» Exercise description: Using the string "JSON" as the key, pull each matching line out of the records below.

Start of Task material

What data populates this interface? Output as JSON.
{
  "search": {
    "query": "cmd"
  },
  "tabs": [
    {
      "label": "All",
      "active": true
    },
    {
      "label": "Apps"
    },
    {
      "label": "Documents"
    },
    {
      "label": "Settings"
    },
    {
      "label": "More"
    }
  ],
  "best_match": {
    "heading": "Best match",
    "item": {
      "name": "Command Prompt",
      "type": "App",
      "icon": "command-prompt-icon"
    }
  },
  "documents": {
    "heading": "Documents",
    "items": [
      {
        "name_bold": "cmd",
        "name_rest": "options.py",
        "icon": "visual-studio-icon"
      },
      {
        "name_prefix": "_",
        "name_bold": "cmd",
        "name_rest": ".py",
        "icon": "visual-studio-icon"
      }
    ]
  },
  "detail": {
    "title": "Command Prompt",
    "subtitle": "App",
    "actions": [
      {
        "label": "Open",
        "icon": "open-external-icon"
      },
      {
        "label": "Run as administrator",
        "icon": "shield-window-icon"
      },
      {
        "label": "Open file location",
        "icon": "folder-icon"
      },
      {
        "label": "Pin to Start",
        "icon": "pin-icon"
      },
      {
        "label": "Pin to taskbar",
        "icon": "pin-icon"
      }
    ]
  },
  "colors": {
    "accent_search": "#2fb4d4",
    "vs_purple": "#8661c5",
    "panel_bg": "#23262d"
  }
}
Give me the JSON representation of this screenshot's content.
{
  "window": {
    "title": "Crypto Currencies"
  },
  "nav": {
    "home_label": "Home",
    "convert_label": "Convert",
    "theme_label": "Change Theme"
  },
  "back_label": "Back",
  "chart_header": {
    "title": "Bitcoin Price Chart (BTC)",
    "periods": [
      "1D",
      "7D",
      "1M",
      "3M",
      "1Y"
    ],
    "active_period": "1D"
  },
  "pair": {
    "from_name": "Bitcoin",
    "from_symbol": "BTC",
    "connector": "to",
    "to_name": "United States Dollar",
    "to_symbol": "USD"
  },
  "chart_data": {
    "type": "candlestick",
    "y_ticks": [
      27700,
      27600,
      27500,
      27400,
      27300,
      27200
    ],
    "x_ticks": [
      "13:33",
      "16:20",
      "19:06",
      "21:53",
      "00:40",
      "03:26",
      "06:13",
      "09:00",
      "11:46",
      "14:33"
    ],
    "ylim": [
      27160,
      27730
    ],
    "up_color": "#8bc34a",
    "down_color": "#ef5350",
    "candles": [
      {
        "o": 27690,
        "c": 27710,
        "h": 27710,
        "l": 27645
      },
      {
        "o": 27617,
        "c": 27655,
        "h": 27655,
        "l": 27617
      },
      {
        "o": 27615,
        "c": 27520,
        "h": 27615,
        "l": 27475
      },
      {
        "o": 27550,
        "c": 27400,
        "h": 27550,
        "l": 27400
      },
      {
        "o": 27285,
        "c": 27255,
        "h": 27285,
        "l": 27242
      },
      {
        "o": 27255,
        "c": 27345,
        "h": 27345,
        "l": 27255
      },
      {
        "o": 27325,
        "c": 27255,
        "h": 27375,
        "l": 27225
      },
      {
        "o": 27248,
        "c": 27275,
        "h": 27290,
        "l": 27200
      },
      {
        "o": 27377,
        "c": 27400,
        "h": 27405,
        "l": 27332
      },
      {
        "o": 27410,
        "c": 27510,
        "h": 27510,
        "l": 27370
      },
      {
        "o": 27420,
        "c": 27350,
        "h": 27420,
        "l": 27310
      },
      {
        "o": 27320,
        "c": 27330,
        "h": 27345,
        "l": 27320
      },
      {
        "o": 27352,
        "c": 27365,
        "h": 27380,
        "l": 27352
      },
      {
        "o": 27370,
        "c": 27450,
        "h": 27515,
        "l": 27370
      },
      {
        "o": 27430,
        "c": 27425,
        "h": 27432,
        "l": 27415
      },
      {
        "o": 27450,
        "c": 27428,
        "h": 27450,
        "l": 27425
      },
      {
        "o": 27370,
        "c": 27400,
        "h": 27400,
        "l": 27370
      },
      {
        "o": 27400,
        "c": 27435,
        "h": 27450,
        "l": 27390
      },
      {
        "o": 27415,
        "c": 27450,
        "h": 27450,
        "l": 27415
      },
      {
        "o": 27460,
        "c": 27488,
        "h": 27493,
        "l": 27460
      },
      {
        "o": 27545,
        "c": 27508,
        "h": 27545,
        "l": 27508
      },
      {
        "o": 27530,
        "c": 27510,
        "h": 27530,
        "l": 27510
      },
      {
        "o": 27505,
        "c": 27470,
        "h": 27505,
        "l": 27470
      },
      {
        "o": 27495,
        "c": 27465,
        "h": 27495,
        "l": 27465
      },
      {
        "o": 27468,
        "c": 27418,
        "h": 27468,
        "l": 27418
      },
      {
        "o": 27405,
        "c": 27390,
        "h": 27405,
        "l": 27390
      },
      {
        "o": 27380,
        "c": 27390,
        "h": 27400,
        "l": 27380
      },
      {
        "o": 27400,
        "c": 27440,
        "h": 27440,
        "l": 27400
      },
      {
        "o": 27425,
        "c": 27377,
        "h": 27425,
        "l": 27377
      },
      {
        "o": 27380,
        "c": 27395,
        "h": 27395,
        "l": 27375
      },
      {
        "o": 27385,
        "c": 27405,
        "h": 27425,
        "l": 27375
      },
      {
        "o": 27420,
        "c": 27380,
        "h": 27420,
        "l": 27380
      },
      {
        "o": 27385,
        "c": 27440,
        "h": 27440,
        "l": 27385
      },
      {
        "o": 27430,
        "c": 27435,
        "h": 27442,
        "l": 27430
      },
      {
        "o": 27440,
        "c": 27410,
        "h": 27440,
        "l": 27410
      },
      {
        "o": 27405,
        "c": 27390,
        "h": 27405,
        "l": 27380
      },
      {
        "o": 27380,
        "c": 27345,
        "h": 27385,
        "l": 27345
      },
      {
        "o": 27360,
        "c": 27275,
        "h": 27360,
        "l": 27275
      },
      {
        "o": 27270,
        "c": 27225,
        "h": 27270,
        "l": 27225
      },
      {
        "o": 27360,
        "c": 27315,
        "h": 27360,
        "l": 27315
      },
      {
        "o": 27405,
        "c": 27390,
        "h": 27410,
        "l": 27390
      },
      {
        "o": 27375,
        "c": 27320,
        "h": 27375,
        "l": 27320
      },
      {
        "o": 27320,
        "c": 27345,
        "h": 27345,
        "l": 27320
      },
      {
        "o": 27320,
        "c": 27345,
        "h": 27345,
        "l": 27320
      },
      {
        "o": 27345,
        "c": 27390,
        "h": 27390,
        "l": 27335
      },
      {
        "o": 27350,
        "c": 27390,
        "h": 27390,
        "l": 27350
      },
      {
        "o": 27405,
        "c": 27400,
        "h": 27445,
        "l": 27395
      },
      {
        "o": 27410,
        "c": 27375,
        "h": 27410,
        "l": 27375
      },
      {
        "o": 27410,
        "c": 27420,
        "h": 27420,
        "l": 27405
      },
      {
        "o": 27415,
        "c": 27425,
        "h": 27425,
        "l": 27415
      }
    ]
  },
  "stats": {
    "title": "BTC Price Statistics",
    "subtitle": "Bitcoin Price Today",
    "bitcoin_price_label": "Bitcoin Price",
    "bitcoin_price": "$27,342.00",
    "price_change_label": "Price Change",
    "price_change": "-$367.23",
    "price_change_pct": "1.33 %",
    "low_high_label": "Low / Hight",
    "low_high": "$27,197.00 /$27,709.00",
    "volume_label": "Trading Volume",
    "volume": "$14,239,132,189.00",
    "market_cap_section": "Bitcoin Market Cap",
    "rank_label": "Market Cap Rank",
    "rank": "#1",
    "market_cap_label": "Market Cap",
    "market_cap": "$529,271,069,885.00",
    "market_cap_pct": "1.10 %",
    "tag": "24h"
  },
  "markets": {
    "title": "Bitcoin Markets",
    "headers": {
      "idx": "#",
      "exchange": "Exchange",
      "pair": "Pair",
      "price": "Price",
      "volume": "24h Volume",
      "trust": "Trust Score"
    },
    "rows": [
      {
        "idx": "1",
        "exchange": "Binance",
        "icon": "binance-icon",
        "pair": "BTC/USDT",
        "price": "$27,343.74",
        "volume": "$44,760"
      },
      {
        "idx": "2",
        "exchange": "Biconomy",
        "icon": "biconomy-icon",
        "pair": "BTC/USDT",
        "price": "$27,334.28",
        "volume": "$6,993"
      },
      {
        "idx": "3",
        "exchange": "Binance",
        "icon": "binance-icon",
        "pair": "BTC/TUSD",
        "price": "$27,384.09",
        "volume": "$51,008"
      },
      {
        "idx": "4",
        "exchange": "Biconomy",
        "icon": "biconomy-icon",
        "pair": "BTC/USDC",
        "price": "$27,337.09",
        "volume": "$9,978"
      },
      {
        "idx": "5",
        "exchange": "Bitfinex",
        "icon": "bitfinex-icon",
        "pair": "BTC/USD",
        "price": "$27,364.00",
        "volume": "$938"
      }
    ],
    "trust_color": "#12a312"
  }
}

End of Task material

» Reply to the task:
What data populates this interface? Output as JSON.
Give me the JSON representation of this screenshot's content.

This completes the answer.